**Required action**
With the pictures excluded, reproduce all of the data exactly.

[Dataset rows for apps and sites]
-- Opening Marker --

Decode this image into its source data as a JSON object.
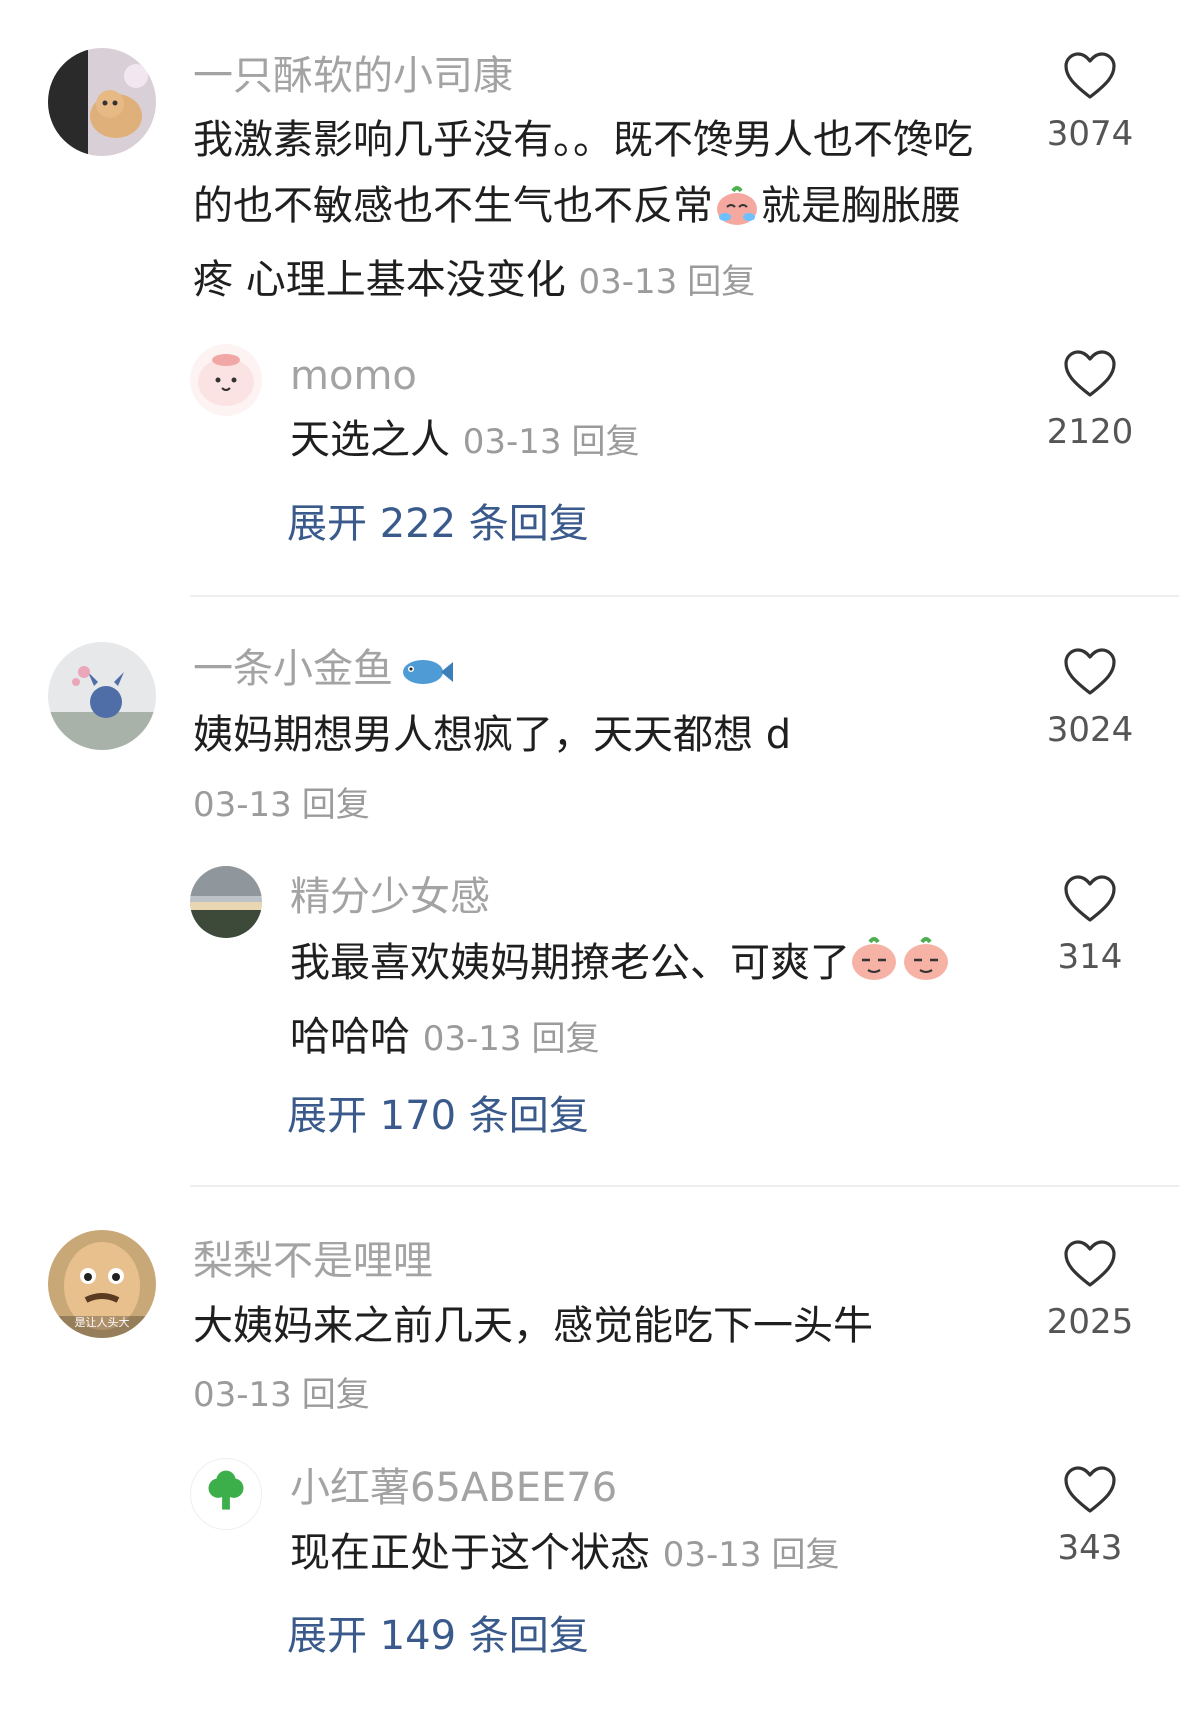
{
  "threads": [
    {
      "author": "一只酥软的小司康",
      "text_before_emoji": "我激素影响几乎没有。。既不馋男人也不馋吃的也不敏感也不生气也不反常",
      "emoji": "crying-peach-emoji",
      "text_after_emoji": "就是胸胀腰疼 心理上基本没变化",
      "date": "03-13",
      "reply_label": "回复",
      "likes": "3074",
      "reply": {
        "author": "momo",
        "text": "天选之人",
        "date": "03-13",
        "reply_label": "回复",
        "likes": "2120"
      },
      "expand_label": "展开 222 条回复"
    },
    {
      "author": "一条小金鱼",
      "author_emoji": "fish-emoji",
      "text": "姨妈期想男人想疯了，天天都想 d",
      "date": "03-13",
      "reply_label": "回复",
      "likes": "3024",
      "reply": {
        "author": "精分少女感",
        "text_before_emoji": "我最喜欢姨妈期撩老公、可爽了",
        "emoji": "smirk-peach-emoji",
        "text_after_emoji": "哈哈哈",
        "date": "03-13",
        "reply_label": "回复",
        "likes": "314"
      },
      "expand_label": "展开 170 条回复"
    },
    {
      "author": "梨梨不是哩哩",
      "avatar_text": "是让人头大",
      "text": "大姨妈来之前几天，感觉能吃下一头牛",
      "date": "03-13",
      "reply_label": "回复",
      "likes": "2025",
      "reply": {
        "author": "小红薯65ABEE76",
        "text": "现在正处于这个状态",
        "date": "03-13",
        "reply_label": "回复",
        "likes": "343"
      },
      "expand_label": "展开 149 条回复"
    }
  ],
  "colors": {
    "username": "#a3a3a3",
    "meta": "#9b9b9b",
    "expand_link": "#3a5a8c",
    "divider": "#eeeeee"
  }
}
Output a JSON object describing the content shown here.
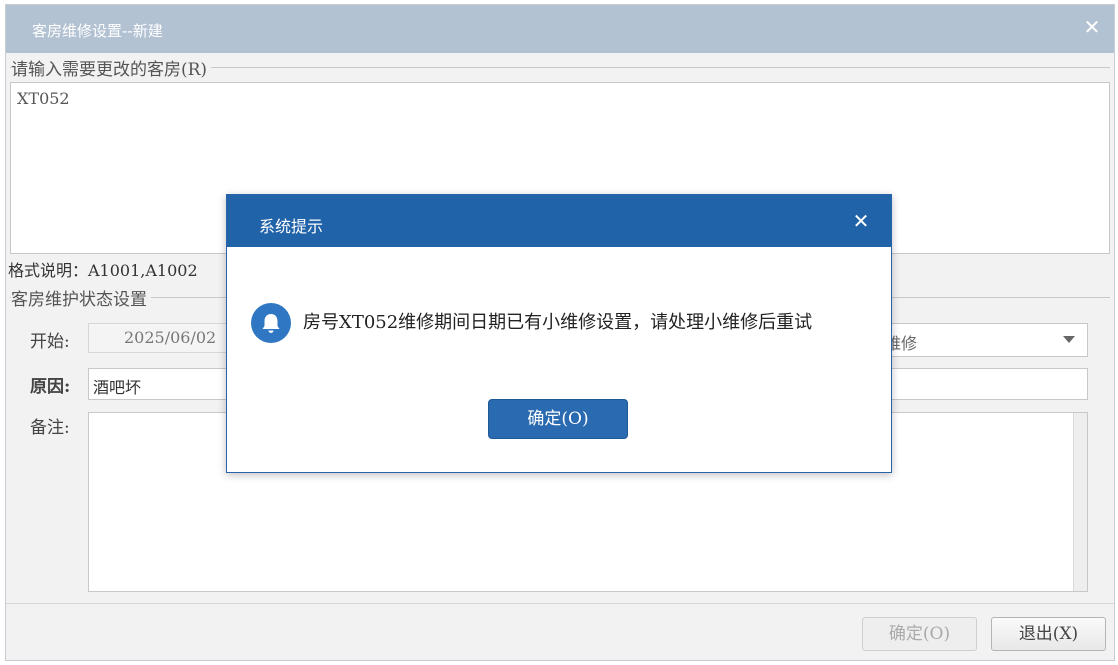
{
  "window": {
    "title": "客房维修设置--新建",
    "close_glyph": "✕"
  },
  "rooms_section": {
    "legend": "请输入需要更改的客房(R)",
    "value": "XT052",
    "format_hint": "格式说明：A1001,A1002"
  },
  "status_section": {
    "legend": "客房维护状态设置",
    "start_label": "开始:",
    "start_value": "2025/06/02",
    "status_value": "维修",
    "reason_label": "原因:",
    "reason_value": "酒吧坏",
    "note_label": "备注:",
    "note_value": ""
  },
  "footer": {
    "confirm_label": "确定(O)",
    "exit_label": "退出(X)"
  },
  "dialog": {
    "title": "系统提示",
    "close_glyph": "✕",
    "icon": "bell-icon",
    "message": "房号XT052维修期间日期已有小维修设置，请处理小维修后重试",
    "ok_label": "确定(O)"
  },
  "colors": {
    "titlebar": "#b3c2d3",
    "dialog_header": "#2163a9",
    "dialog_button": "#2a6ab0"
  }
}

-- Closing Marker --

**Answer to this task**
Decode this image into its source data as a JSON object.
{
  "threads": [
    {
      "author": "一只酥软的小司康",
      "text_before_emoji": "我激素影响几乎没有。。既不馋男人也不馋吃的也不敏感也不生气也不反常",
      "emoji": "crying-peach-emoji",
      "text_after_emoji": "就是胸胀腰疼 心理上基本没变化",
      "date": "03-13",
      "reply_label": "回复",
      "likes": "3074",
      "reply": {
        "author": "momo",
        "text": "天选之人",
        "date": "03-13",
        "reply_label": "回复",
        "likes": "2120"
      },
      "expand_label": "展开 222 条回复"
    },
    {
      "author": "一条小金鱼",
      "author_emoji": "fish-emoji",
      "text": "姨妈期想男人想疯了，天天都想 d",
      "date": "03-13",
      "reply_label": "回复",
      "likes": "3024",
      "reply": {
        "author": "精分少女感",
        "text_before_emoji": "我最喜欢姨妈期撩老公、可爽了",
        "emoji": "smirk-peach-emoji",
        "text_after_emoji": "哈哈哈",
        "date": "03-13",
        "reply_label": "回复",
        "likes": "314"
      },
      "expand_label": "展开 170 条回复"
    },
    {
      "author": "梨梨不是哩哩",
      "avatar_text": "是让人头大",
      "text": "大姨妈来之前几天，感觉能吃下一头牛",
      "date": "03-13",
      "reply_label": "回复",
      "likes": "2025",
      "reply": {
        "author": "小红薯65ABEE76",
        "text": "现在正处于这个状态",
        "date": "03-13",
        "reply_label": "回复",
        "likes": "343"
      },
      "expand_label": "展开 149 条回复"
    }
  ],
  "colors": {
    "username": "#a3a3a3",
    "meta": "#9b9b9b",
    "expand_link": "#3a5a8c",
    "divider": "#eeeeee"
  }
}
Output a JSON object describing the content shown here.
{
  "window": {
    "title": "客房维修设置--新建",
    "close_glyph": "✕"
  },
  "rooms_section": {
    "legend": "请输入需要更改的客房(R)",
    "value": "XT052",
    "format_hint": "格式说明：A1001,A1002"
  },
  "status_section": {
    "legend": "客房维护状态设置",
    "start_label": "开始:",
    "start_value": "2025/06/02",
    "status_value": "维修",
    "reason_label": "原因:",
    "reason_value": "酒吧坏",
    "note_label": "备注:",
    "note_value": ""
  },
  "footer": {
    "confirm_label": "确定(O)",
    "exit_label": "退出(X)"
  },
  "dialog": {
    "title": "系统提示",
    "close_glyph": "✕",
    "icon": "bell-icon",
    "message": "房号XT052维修期间日期已有小维修设置，请处理小维修后重试",
    "ok_label": "确定(O)"
  },
  "colors": {
    "titlebar": "#b3c2d3",
    "dialog_header": "#2163a9",
    "dialog_button": "#2a6ab0"
  }
}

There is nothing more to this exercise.